The Willingness to Suspend Belief

John ArmstrongPolitics

I think Thomas Sowell said it but there is, in this present political campaign, "a willingness to suspend belief." I sure agree with him. Both candidates, and the people in general, are seemingly willing to suspend belief and go with their emotions and feelings. In this scenario Obama wins the election easily. McCain has actually made the case for himself much worse since the Wall Street meltdown. I could not have imagined this a few weeks ago.
I am not sure anyone could. But McCain's response is so bad that it is almost beyond belief. Obama's response is more measured at the end of the day.

First, McCain has launched an unfocused attack on greed and corruption. Well, yes, there is greed and corruption all around, but McCain offers no real solutions. Neither does Obama for that matter. But then I have come to believe the winner of this election may be the biggest loser in the end. America is broken and neither party can or will do the serious work needed to fix it. If you believe they can, then you are not yet dispossessed enough of your messianic dreams and seriously defective political grasp of reality. I am, by nature, an optimist. I am not optimistic, short term, about this election or about what follows it.

Second, McCain seems to be shooting guns in every direction each day. He has lost all focus and has no good answers right now.

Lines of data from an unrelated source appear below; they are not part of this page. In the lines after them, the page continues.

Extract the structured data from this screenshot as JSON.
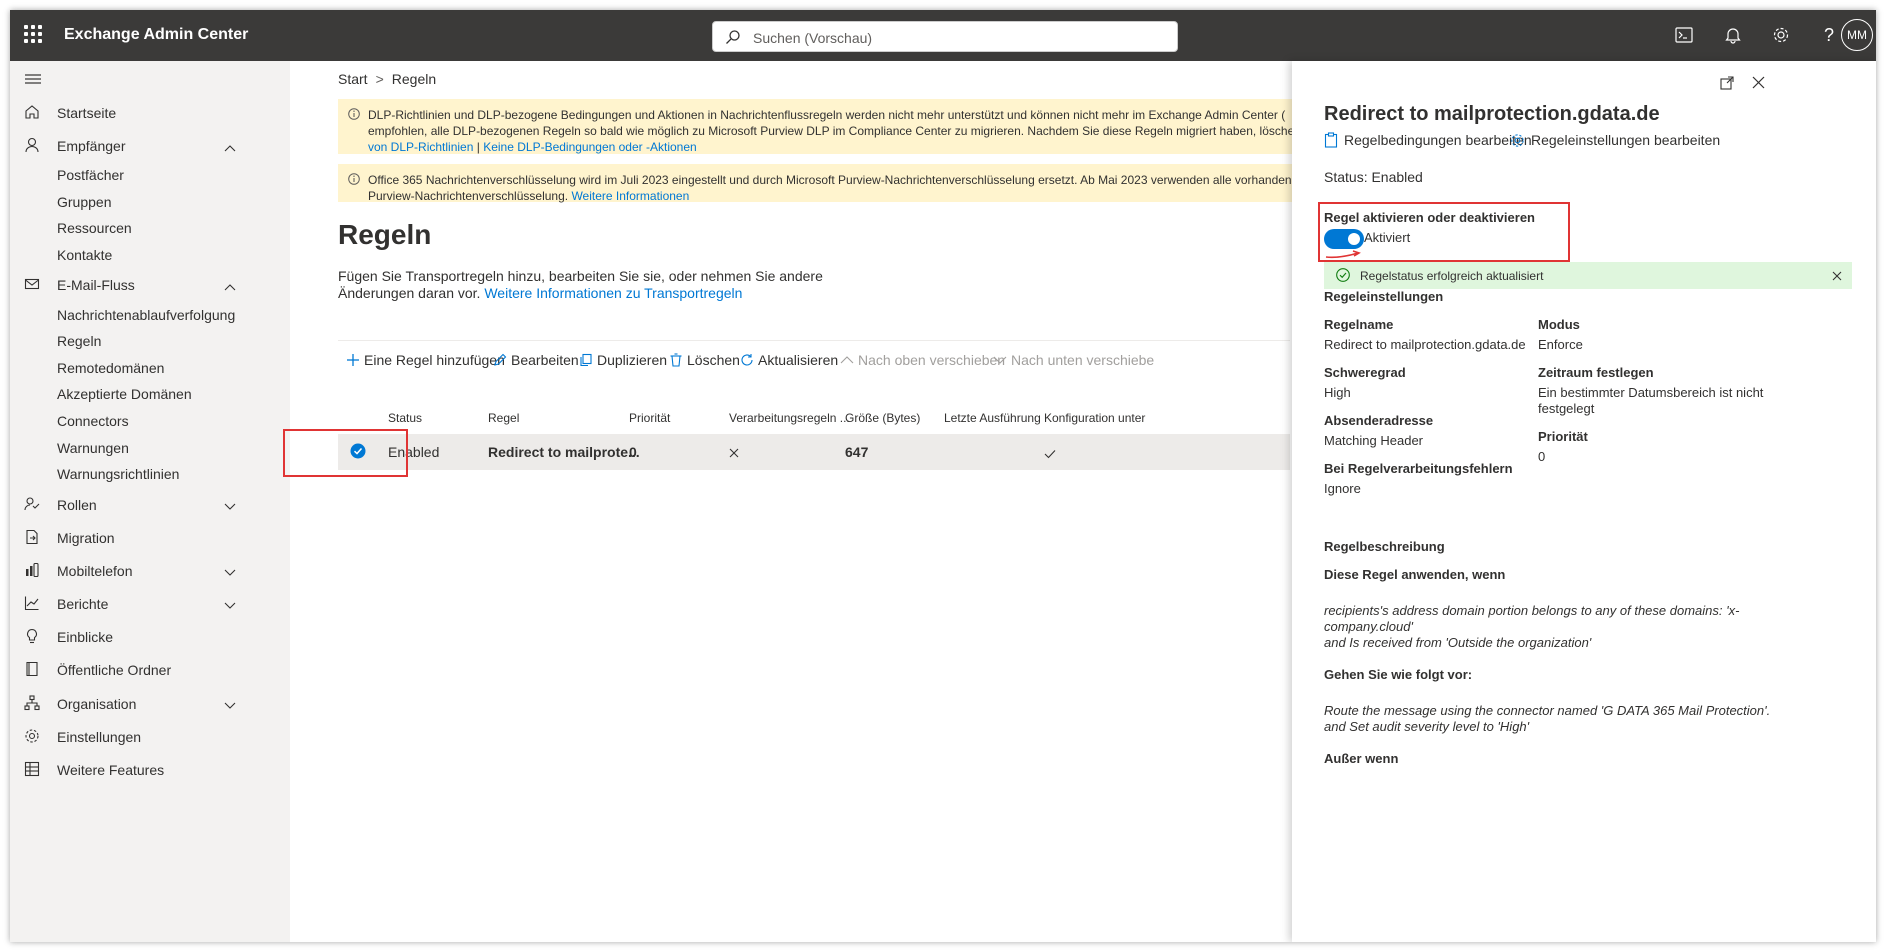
{
  "app": {
    "title": "Exchange Admin Center"
  },
  "search": {
    "placeholder": "Suchen (Vorschau)"
  },
  "user": {
    "initials": "MM"
  },
  "sidebar": {
    "items": [
      {
        "label": "Startseite"
      },
      {
        "label": "Empfänger"
      },
      {
        "label": "E-Mail-Fluss"
      },
      {
        "label": "Rollen"
      },
      {
        "label": "Migration"
      },
      {
        "label": "Mobiltelefon"
      },
      {
        "label": "Berichte"
      },
      {
        "label": "Einblicke"
      },
      {
        "label": "Öffentliche Ordner"
      },
      {
        "label": "Organisation"
      },
      {
        "label": "Einstellungen"
      },
      {
        "label": "Weitere Features"
      }
    ],
    "recipients_sub": [
      "Postfächer",
      "Gruppen",
      "Ressourcen",
      "Kontakte"
    ],
    "mailflow_sub": [
      "Nachrichtenablaufverfolgung",
      "Regeln",
      "Remotedomänen",
      "Akzeptierte Domänen",
      "Connectors",
      "Warnungen",
      "Warnungsrichtlinien"
    ]
  },
  "breadcrumb": {
    "home": "Start",
    "current": "Regeln"
  },
  "banners": {
    "dlp_text": "DLP-Richtlinien und DLP-bezogene Bedingungen und Aktionen in Nachrichtenflussregeln werden nicht mehr unterstützt und können nicht mehr im Exchange Admin Center (",
    "dlp_text2": "empfohlen, alle DLP-bezogenen Regeln so bald wie möglich zu Microsoft Purview DLP im Compliance Center zu migrieren. Nachdem Sie diese Regeln migriert haben, löscher",
    "dlp_link1": "von DLP-Richtlinien",
    "dlp_link_sep": "|",
    "dlp_link2": "Keine DLP-Bedingungen oder -Aktionen",
    "ome_text": "Office 365 Nachrichtenverschlüsselung wird im Juli 2023 eingestellt und durch Microsoft Purview-Nachrichtenverschlüsselung ersetzt. Ab Mai 2023 verwenden alle vorhanden",
    "ome_text2": "Purview-Nachrichtenverschlüsselung.",
    "ome_link": "Weitere Informationen"
  },
  "page": {
    "title": "Regeln",
    "description": "Fügen Sie Transportregeln hinzu, bearbeiten Sie sie, oder nehmen Sie andere Änderungen daran vor.",
    "description_link": "Weitere Informationen zu Transportregeln"
  },
  "toolbar": {
    "add": "Eine Regel hinzufügen",
    "edit": "Bearbeiten",
    "duplicate": "Duplizieren",
    "delete": "Löschen",
    "refresh": "Aktualisieren",
    "move_up": "Nach oben verschieben",
    "move_down": "Nach unten verschiebe"
  },
  "table": {
    "headers": [
      "Status",
      "Regel",
      "Priorität",
      "Verarbeitungsregeln ...",
      "Größe (Bytes)",
      "Letzte Ausführung",
      "Konfiguration unter"
    ],
    "rows": [
      {
        "status": "Enabled",
        "rule": "Redirect to mailprote...",
        "priority": "0",
        "size": "647"
      }
    ]
  },
  "panel": {
    "title": "Redirect to mailprotection.gdata.de",
    "edit_conditions": "Regelbedingungen bearbeiten",
    "edit_settings": "Regeleinstellungen bearbeiten",
    "status": "Status: Enabled",
    "toggle_label": "Regel aktivieren oder deaktivieren",
    "toggle_state": "Aktiviert",
    "success_msg": "Regelstatus erfolgreich aktualisiert",
    "settings_heading": "Regeleinstellungen",
    "rule_name_label": "Regelname",
    "rule_name_value": "Redirect to mailprotection.gdata.de",
    "mode_label": "Modus",
    "mode_value": "Enforce",
    "severity_label": "Schweregrad",
    "severity_value": "High",
    "timeframe_label": "Zeitraum festlegen",
    "timeframe_value1": "Ein bestimmter Datumsbereich ist nicht",
    "timeframe_value2": "festgelegt",
    "sender_label": "Absenderadresse",
    "sender_value": "Matching Header",
    "priority_label": "Priorität",
    "priority_value": "0",
    "error_label": "Bei Regelverarbeitungsfehlern",
    "error_value": "Ignore",
    "description_heading": "Regelbeschreibung",
    "apply_when": "Diese Regel anwenden, wenn",
    "cond1": "recipients's address domain portion belongs to any of these domains: 'x-",
    "cond2": "company.cloud'",
    "cond3": "and Is received from 'Outside the organization'",
    "do_heading": "Gehen Sie wie folgt vor:",
    "act1": "Route the message using the connector named 'G DATA 365 Mail Protection'.",
    "act2": "and Set audit severity level to 'High'",
    "except_heading": "Außer wenn"
  },
  "colors": {
    "accent": "#0078d4",
    "topbar": "#3b3a39",
    "highlight": "#e03434",
    "banner": "#fff4ce",
    "success": "#dff6dd"
  }
}
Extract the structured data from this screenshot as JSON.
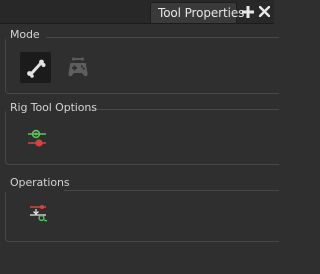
{
  "tab": {
    "title": "Tool Properties"
  },
  "sections": {
    "mode": {
      "title": "Mode"
    },
    "rig_tool_options": {
      "title": "Rig Tool Options"
    },
    "operations": {
      "title": "Operations"
    }
  },
  "icons": {
    "mode_bone": "bone-tool-icon",
    "mode_game": "gamepad-icon",
    "rig_option": "rig-bone-manipulator-icon",
    "operation": "reset-rig-pose-icon"
  },
  "colors": {
    "accent_green": "#5cc45c",
    "accent_red": "#d94040",
    "selected_bg": "#1b1b1b"
  }
}
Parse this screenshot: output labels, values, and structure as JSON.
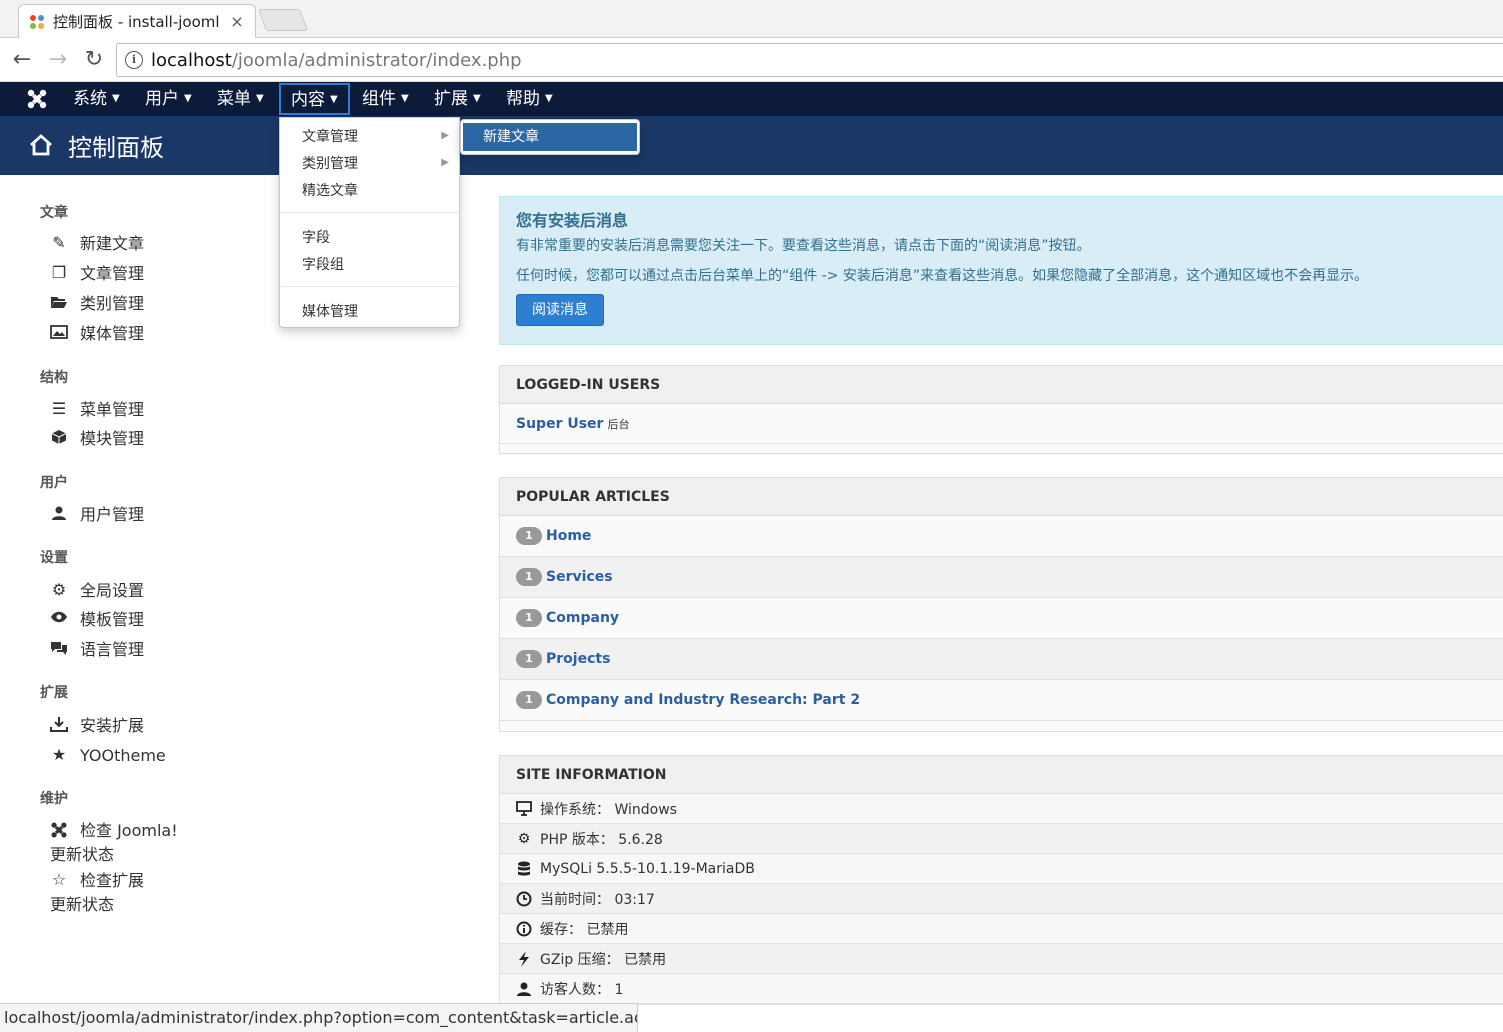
{
  "browser": {
    "tab_title": "控制面板 - install-jooml",
    "tab_close": "×",
    "url_host": "localhost",
    "url_path": "/joomla/administrator/index.php",
    "status_url": "localhost/joomla/administrator/index.php?option=com_content&task=article.add"
  },
  "topnav": {
    "items": [
      "系统",
      "用户",
      "菜单",
      "内容",
      "组件",
      "扩展",
      "帮助"
    ],
    "active": "内容"
  },
  "header": {
    "title": "控制面板"
  },
  "dropdown": {
    "items": [
      "文章管理",
      "类别管理",
      "精选文章",
      "字段",
      "字段组",
      "媒体管理"
    ],
    "submenu_item": "新建文章"
  },
  "sidebar": {
    "sections": [
      "文章",
      "结构",
      "用户",
      "设置",
      "扩展",
      "维护"
    ],
    "items": [
      "新建文章",
      "文章管理",
      "类别管理",
      "媒体管理",
      "菜单管理",
      "模块管理",
      "用户管理",
      "全局设置",
      "模板管理",
      "语言管理",
      "安装扩展",
      "YOOtheme",
      "检查 Joomla!",
      "更新状态",
      "检查扩展",
      "更新状态"
    ]
  },
  "message": {
    "title": "您有安装后消息",
    "line1": "有非常重要的安装后消息需要您关注一下。要查看这些消息，请点击下面的“阅读消息”按钮。",
    "line2": "任何时候，您都可以通过点击后台菜单上的“组件 -> 安装后消息”来查看这些消息。如果您隐藏了全部消息，这个通知区域也不会再显示。",
    "button": "阅读消息"
  },
  "logged_in": {
    "title": "LOGGED-IN USERS",
    "user": "Super User",
    "location": "后台"
  },
  "popular": {
    "title": "POPULAR ARTICLES",
    "articles": [
      {
        "count": "1",
        "title": "Home"
      },
      {
        "count": "1",
        "title": "Services"
      },
      {
        "count": "1",
        "title": "Company"
      },
      {
        "count": "1",
        "title": "Projects"
      },
      {
        "count": "1",
        "title": "Company and Industry Research: Part 2"
      }
    ]
  },
  "siteinfo": {
    "title": "SITE INFORMATION",
    "rows": [
      "操作系统： Windows",
      "PHP 版本： 5.6.28",
      "MySQLi 5.5.5-10.1.19-MariaDB",
      "当前时间： 03:17",
      "缓存： 已禁用",
      "GZip 压缩： 已禁用",
      "访客人数： 1"
    ]
  }
}
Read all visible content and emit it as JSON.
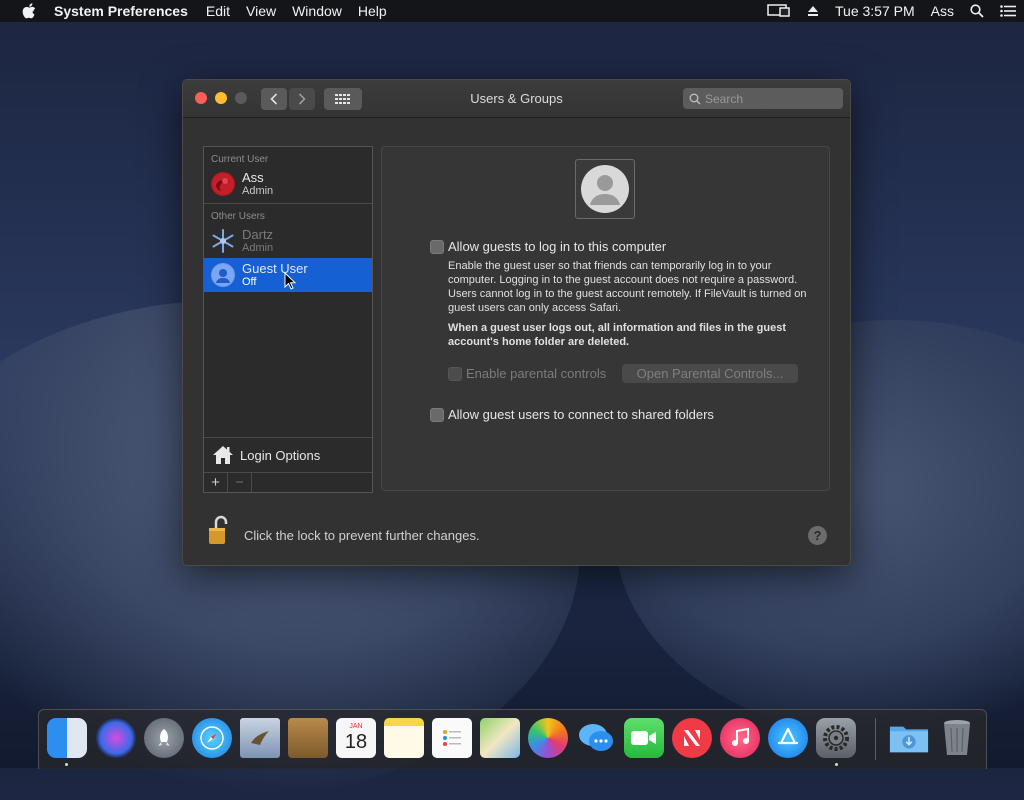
{
  "menubar": {
    "app_name": "System Preferences",
    "menus": [
      "Edit",
      "View",
      "Window",
      "Help"
    ],
    "clock": "Tue 3:57 PM",
    "user": "Ass"
  },
  "window": {
    "title": "Users & Groups",
    "search_placeholder": "Search"
  },
  "sidebar": {
    "current_user_header": "Current User",
    "current_user": {
      "name": "Ass",
      "role": "Admin"
    },
    "other_users_header": "Other Users",
    "other_users": [
      {
        "name": "Dartz",
        "role": "Admin"
      },
      {
        "name": "Guest User",
        "role": "Off"
      }
    ],
    "login_options": "Login Options",
    "add": "+",
    "remove": "−"
  },
  "panel": {
    "allow_guests_label": "Allow guests to log in to this computer",
    "description": "Enable the guest user so that friends can temporarily log in to your computer. Logging in to the guest account does not require a password. Users cannot log in to the guest account remotely. If FileVault is turned on guest users can only access Safari.",
    "warning": "When a guest user logs out, all information and files in the guest account's home folder are deleted.",
    "parental_label": "Enable parental controls",
    "parental_button": "Open Parental Controls...",
    "shared_folders_label": "Allow guest users to connect to shared folders"
  },
  "footer": {
    "lock_text": "Click the lock to prevent further changes.",
    "help": "?"
  },
  "calendar": {
    "month": "JAN",
    "day": "18"
  },
  "colors": {
    "selection": "#1561d4",
    "close": "#fc5f57",
    "minimize": "#febc2e"
  }
}
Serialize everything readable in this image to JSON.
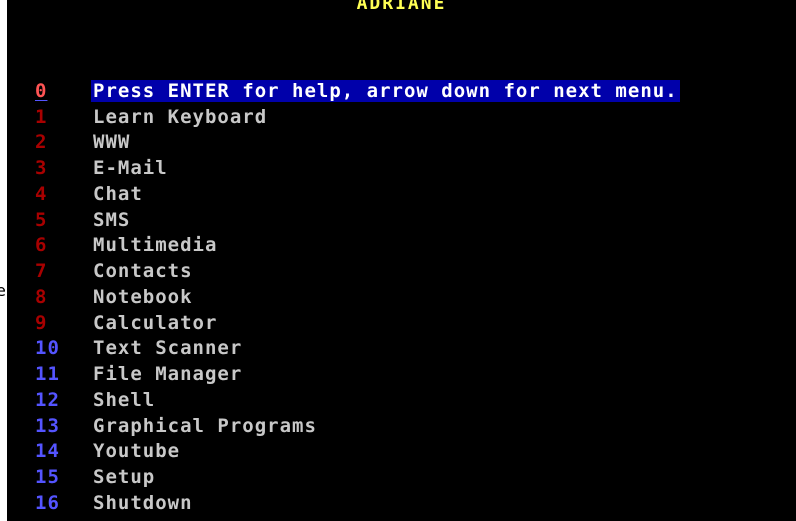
{
  "title": "ADRIANE",
  "edge_fragment": "e",
  "menu": {
    "items": [
      {
        "number": "0",
        "label": "Press ENTER for help, arrow down for next menu.",
        "color": "red",
        "selected": true
      },
      {
        "number": "1",
        "label": "Learn Keyboard",
        "color": "red",
        "selected": false
      },
      {
        "number": "2",
        "label": "WWW",
        "color": "red",
        "selected": false
      },
      {
        "number": "3",
        "label": "E-Mail",
        "color": "red",
        "selected": false
      },
      {
        "number": "4",
        "label": "Chat",
        "color": "red",
        "selected": false
      },
      {
        "number": "5",
        "label": "SMS",
        "color": "red",
        "selected": false
      },
      {
        "number": "6",
        "label": "Multimedia",
        "color": "red",
        "selected": false
      },
      {
        "number": "7",
        "label": "Contacts",
        "color": "red",
        "selected": false
      },
      {
        "number": "8",
        "label": "Notebook",
        "color": "red",
        "selected": false
      },
      {
        "number": "9",
        "label": "Calculator",
        "color": "red",
        "selected": false
      },
      {
        "number": "10",
        "label": "Text Scanner",
        "color": "blue",
        "selected": false
      },
      {
        "number": "11",
        "label": "File Manager",
        "color": "blue",
        "selected": false
      },
      {
        "number": "12",
        "label": "Shell",
        "color": "blue",
        "selected": false
      },
      {
        "number": "13",
        "label": "Graphical Programs",
        "color": "blue",
        "selected": false
      },
      {
        "number": "14",
        "label": "Youtube",
        "color": "blue",
        "selected": false
      },
      {
        "number": "15",
        "label": "Setup",
        "color": "blue",
        "selected": false
      },
      {
        "number": "16",
        "label": "Shutdown",
        "color": "blue",
        "selected": false
      }
    ]
  },
  "colors": {
    "background": "#000000",
    "title": "#ffff54",
    "number_red": "#a80000",
    "number_blue": "#5454ff",
    "label": "#c8c8c8",
    "selection_background": "#0000aa"
  }
}
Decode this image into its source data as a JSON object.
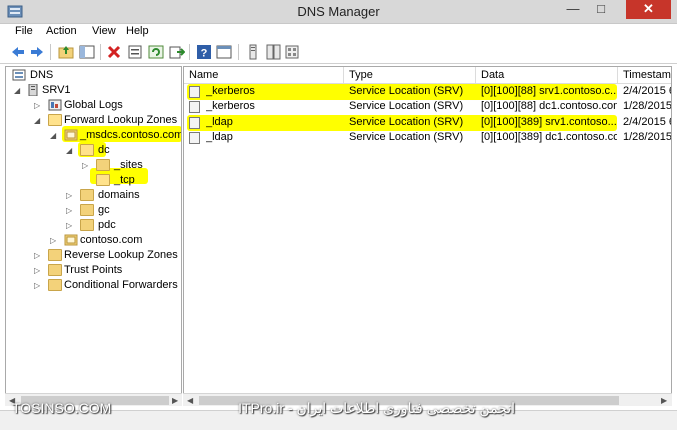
{
  "window": {
    "title": "DNS Manager",
    "minimize": "—",
    "maximize": "□",
    "close": "✕"
  },
  "menu": [
    "File",
    "Action",
    "View",
    "Help"
  ],
  "toolbar_icons": [
    "back-arrow-icon",
    "forward-arrow-icon",
    "up-folder-icon",
    "show-hide-tree-icon",
    "delete-icon",
    "properties-icon",
    "refresh-icon",
    "export-list-icon",
    "help-icon",
    "console-icon",
    "new-record-icon",
    "new-domain-icon"
  ],
  "tree": {
    "dns": "DNS",
    "server": "SRV1",
    "global_logs": "Global Logs",
    "forward_zones": "Forward Lookup Zones",
    "msdcs": "_msdcs.contoso.com",
    "dc": "dc",
    "sites": "_sites",
    "tcp": "_tcp",
    "domains": "domains",
    "gc": "gc",
    "pdc": "pdc",
    "contoso": "contoso.com",
    "reverse_zones": "Reverse Lookup Zones",
    "trust_points": "Trust Points",
    "conditional_forwarders": "Conditional Forwarders"
  },
  "list": {
    "columns": {
      "name": "Name",
      "type": "Type",
      "data": "Data",
      "timestamp": "Timestam"
    },
    "rows": [
      {
        "name": "_kerberos",
        "type": "Service Location (SRV)",
        "data": "[0][100][88] srv1.contoso.c...",
        "timestamp": "2/4/2015 6",
        "highlighted": true
      },
      {
        "name": "_kerberos",
        "type": "Service Location (SRV)",
        "data": "[0][100][88] dc1.contoso.com.",
        "timestamp": "1/28/2015 6",
        "highlighted": false
      },
      {
        "name": "_ldap",
        "type": "Service Location (SRV)",
        "data": "[0][100][389] srv1.contoso....",
        "timestamp": "2/4/2015 6",
        "highlighted": true
      },
      {
        "name": "_ldap",
        "type": "Service Location (SRV)",
        "data": "[0][100][389] dc1.contoso.com.",
        "timestamp": "1/28/2015 6",
        "highlighted": false
      }
    ]
  },
  "watermark": {
    "left": "TOSINSO.COM",
    "right": "انجمن تخصصی فناوری اطلاعات ایران - ITPro.ir"
  },
  "highlight_color": "#ffff00",
  "close_color": "#c7352a"
}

He seems to have no central core. Obama is running a far more disciplined campaign and McCain has nothing that offers real change. His zeal is real but his plans are unremarkable in their lameness. His suggestion in the last debate to "buy up mortgages and create new ones at the present value of a house" sounds like the kind of ploy Democrats would have happily used in the past. Obama rightly attacks this plan as dangerous. I fear it reveals what critics have said: "McCain doesn't understand economics and is now grasping at straws." Meanwhile Obama keeps darting and weaving and avoiding various issues. One friend of Obama's wrote in the Chicago Tribune that his debate strategy is much like Muhammad Ali's "rope-a-dope" technique when he won the heavyweight championship from a young George Foreman. He simply moves about taking and deflecting punches and lets McCain punch himself out! It is very well done and seems to work. I am not being cynical about this comment. I think Obama is clever and very smart to campaign in this way and actually shows great discipline. Whereas McCain represents "righteous zeal" out of control and ill-conceived, Obama represents what a friend of mine calls "cynical pragmatism." It is an odd combination in an election where Obama's party is led by the likes of Nancy Pelosi and Harry Reid.

Is this all about power in the end? I am no cynic but it sure seems that way. Time will tell. I hope whoever wins puts America first and seeks real solutions. I think neither man shows the courage to do what is really needed. I hope I am profoundly wrong.

Here is what I am sure about. The present economic and political situation is bad, very bad. It will more than likely get much worse. Churches and ministries are being forced to trim back but will they then figure out what really matters and get involved in mission at a time when history may present us with more ministry opportunity than we have ever imagined? Dark clouds are now real but they could bring showers of real mercy if we sought the Lord of heaven and earth. Present events are providing us with a great moment to reflect and pray. They provide us, as Christians, an opportunity to be "salt and light" like never before in our lifetime.